By Conrad Leiva, International Board Member of MESA International and member of MESA’s Technical Committee
I have been looking back at some of my favorite MESA.org resources from the past and I continue to find much of the strategy, roadmap and implementation insights from the last five years holding up very well to the test of time.
Most of these types of white papers and presentations in the MESA library do not drill down into the details of specific information technologies—those have been changing in the last five years. What these resources contain is advice on transforming manufacturing operations from leaders that managed and survived large manufacturing systems implementations. Leaders that generously shared their experience with the MESA community of peers.
An example of a timeless thought leadership presentation is Simon Jacobson’s “Multiple Site MES Projects: Managing for Success”  from 2010 with insights learned by AMR Research from interviews and surveys of multiple leading manufacturers in different industries including medical device, automotive, semiconductor, fragrance, durable goods and refining.
Can you believe it has been four years since the recession ended? Around 2010, the U.S. started coming out of the recession and leading manufacturers were starting to look at growth strategies and the need to modernize information systems to support these new strategies.
This quote from Terry Kline, CIO of General Motors, exemplifies the attitude change among many CIOs for the last four years: “We cannot continue to cut plants to make money. So I challenged my team—forget about Windows 7, forget about virtualization and VOIP phones—I don’t want to hear about that stuff. Go do that—that is the cost of entry. What are we (IT) doing to sell cars?”
My favorite insight from this presentation is about the benefits realized by implementing a manufacturing execution system (MES). The surveys and interviews revealed that successful projects had payback on the investment within a year, but more interesting was the discovery that many manufacturers reported unexpected additional benefits 3 to 10 times larger than that first year from indirect benefits like faster new product introductions, improved collaboration across internal departments and suppliers, and wins of new contracts thanks to the advanced capabilities.

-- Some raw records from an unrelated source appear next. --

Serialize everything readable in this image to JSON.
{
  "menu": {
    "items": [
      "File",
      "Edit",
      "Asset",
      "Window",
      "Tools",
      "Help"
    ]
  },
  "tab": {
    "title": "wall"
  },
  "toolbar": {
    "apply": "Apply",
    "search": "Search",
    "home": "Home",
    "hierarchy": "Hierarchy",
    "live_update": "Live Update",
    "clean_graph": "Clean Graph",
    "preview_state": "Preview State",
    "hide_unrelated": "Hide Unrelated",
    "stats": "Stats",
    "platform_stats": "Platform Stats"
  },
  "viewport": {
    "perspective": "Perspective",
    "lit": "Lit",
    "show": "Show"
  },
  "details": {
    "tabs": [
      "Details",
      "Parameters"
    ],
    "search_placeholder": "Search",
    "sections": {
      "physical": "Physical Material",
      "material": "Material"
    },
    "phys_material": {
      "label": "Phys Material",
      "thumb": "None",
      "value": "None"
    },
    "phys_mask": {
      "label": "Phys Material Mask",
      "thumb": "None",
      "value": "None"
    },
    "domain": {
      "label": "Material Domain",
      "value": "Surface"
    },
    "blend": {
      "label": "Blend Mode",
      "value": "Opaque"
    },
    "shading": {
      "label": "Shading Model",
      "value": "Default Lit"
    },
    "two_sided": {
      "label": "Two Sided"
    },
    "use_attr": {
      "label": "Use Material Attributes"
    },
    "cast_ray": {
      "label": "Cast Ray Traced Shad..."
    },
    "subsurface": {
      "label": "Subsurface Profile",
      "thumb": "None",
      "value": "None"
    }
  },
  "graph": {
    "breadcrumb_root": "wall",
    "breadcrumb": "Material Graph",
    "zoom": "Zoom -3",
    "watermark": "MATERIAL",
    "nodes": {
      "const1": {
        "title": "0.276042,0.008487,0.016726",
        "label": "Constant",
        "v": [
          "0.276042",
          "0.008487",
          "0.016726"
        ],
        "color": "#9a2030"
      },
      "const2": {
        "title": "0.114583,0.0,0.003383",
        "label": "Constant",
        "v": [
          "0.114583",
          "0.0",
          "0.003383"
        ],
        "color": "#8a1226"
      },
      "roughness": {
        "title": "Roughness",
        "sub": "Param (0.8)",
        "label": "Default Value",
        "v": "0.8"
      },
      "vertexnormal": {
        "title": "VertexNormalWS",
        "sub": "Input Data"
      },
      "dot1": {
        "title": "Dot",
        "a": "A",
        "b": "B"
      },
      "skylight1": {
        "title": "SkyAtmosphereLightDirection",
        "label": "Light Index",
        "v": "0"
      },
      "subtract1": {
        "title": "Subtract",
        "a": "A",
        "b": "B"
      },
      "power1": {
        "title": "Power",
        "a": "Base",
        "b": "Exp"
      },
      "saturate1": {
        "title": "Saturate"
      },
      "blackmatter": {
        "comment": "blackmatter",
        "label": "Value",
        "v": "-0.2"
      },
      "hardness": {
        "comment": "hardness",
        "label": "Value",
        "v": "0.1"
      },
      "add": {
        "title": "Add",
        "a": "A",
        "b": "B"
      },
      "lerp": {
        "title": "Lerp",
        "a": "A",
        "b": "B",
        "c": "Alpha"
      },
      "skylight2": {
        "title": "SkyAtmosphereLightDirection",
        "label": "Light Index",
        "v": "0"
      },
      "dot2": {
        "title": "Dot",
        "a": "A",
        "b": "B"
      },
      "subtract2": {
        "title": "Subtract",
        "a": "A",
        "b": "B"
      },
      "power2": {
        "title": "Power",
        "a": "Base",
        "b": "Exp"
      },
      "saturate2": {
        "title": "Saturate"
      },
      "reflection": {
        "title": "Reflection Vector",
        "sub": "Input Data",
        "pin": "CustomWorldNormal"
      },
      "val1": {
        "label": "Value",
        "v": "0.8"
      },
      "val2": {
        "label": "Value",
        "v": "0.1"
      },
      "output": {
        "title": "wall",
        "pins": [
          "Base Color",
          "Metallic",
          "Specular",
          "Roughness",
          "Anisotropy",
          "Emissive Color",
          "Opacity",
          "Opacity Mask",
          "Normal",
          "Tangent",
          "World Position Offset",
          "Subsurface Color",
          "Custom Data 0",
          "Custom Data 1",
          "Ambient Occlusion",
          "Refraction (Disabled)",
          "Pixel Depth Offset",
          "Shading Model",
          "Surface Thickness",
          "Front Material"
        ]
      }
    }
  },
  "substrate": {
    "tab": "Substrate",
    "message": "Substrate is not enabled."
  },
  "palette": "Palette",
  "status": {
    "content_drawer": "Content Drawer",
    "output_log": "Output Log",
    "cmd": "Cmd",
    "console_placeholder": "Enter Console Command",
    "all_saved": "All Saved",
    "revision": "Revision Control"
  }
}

Jacobson also discussed how manufacturers have been using centers of excellence (CoEs) to refine the configuration of the manufacturing system before deploying to multiple sites. Working close with the software vendor and making sure that IT owns the functional and business interfaces.
Keys to success from 2010 are still valid today:
- Cannot be driven from the bottom up
- Cannot be a technology initiative
- Is combined with process capabilities and continuous improvement efforts
- Surfaces critical measures and metrics for production and supply chain performance
- Addresses product manufacture and process control at the core
- Requires Engineering, Process, Quality, IT, Operations, and Finance to “unite”
 “Multiple Site MES Projects: Managing for Success”, Presentation by Simon Jacobson from AMR Research, MESA North America Conference 2010
Conrad is VP Product Marketing and Alliances at iBASEt. Conrad holds an M.S. in Industrial Engineering from Georgia Tech, certification in MES/MOM manufacturing operations management methodologies, and is a certified quality auditor. Conrad’s career has included consulting with many Aerospace & Defense companies on how to streamline the paperwork and information flow among Planning, Inventory, Quality, Production and Supply Chain disciplines. Recently, his work has focused on manufacturing intelligence and the integration between engineering, business, and manufacturing systems working with PLM and ERP partners.